The decision to pitch Wakefield will likely cost the Red Sox any chance at the pennant, but really do you care? Does anyone care? All we heard about was the supposedly intriguing possibility of a Joe Torre/Manny Ramirez combo vs. the daunted Red Sox in the World Series.
Executives and media oozed about the anticipation of Manny possibly delivering a game-winning homer against the Sox in the bottom of the ninth against New England darling Jonathan Papelbon.
I want to think we've all been spared that tragedy. The only thing I question with Rays manager Joe Maddon is his decision to similarly start the ineffective Scott Kazmir over the appropriately-named "Big Game James" Shields. Let's hope it doesn't come back to bite them and tomorrow is simply a "throw away" game just to send the series back home.
ESPN school-girl hyping aside, what would that series have offered the casual fan? More big market dominance in a sport with no salary cap unlike two of its primary competitors the NHL and NFL.
We'd have had to hear about Manny going 4-for-4 in every game and the Red Sox coming down to the wire in every game. ESPN thought that both series would be "long" and possibly go seven games. Not so much.
I think it's hilarious how "Big Papi" David Ortiz is virtually invisible since his bodyguard Ramirez now plays for "that other team." Although consistent early, his replacement, Jason Bay, has been nowhere to be found along with alleged "MVP" Dustin Pedroia, Jacoby Ellsbury, Coco Crisp, or the ever-declining Jason Varitek. Soon we'll all be put out of this misery.

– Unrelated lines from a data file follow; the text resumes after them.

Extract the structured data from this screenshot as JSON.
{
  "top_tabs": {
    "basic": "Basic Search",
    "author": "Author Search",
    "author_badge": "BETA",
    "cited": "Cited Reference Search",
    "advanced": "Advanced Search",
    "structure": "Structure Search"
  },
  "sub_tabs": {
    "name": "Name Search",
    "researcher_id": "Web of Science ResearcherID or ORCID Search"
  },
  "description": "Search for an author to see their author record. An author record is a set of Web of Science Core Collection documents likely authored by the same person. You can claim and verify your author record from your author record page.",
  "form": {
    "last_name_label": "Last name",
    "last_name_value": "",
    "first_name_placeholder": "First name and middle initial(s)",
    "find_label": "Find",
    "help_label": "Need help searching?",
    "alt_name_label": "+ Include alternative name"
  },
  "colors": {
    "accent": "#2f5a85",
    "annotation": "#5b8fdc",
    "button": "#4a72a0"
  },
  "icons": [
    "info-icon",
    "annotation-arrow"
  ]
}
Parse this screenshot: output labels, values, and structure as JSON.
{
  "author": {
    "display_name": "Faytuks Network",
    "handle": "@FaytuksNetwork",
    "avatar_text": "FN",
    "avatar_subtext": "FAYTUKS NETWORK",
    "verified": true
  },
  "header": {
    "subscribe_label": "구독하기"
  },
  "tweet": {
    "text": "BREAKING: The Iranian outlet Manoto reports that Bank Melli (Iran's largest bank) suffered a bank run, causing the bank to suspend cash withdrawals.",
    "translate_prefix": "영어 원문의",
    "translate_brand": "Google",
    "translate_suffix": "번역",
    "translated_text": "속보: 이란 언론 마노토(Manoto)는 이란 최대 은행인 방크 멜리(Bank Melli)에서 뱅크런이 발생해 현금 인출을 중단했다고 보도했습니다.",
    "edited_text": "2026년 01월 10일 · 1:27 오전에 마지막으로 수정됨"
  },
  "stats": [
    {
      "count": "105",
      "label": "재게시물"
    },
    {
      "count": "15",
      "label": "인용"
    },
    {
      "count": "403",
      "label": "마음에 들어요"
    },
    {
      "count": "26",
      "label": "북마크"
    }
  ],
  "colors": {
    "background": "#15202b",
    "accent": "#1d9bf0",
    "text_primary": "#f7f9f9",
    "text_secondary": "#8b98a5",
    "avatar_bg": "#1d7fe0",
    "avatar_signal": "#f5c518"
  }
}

I used to be a RSN (Red Sox Nation) member despite only visiting the area once in my life way back before it was chic to be a Sox fan. I liked them out of sorrow for their alleged curse which I fully bought into. You don't trade the best player of an era, to your main rival no less, and not expect it to hurt you.
I also liked them because of my distaste for the Yankees and the ability of every other team in the American League East to put anything close to a competitive winning product on the field-until this year.
But the thing I really can't stand about Red Sox fans—in addition to the fact they are everywhere now—is if you question them about anything pre-2004 as I had, they don't want to have anything to do with that era.
They act as if it never existed and they were always this good. In this era they were good for once, and they knew it, to the point that they got too full of themselves and lost me as a fan.
Boston, the sports world does not revolve around you. You've become nothing but a shell of your former selves. It's time for new teams, managers, players, and fans to experience what you and other big markets have taken for granted.
It will be hilarious to see FOX figureheads forced to talk about the Rays. It will be funny to see the supposed dwindling ratings, which I think could surprise.
I know I will be thinking of veterans Mike Schmidt and Steve Carlton, along with 1993 players Lenny Dykstra, John Kruk, Mitch Williams, Dave Hollins, Darren Daulton, Pete Incaviglia, and Mickey Morandini to name a few that tried so hard and failed in the '93 Fall Classic to bring a title to a city that had been seen as a habitual loser in nearly every sport due to their frequent playoff futility records.
"Joe Carter, you'll never hit a bigger home run," still rings in my ears to this day.
It can be said that no one would deserve to see a Championship more than any die hard Philadelphia native.
I grew up watching TGIF and the debut of Philadelphia-based Boy Meets Word on ABC coincided perfectly with the Phils' run that year, ultimately one of my first baseball memories and a pretty darn good (early) show too.
Philly has too much talent not to get here at least once and I'm glad it's almost a reality. Let's hope it becomes a trend, as they were my preseason pick to win the National League East.
Tampa Bay vs. Philadelphia Phillies. Has a nice ring to it. While I want the Rays to win due to family considerations, I can't lose as I'd be perfectly happy with the Phillies winning too.
Without Los Angeles or Boston in it, we're already all winners.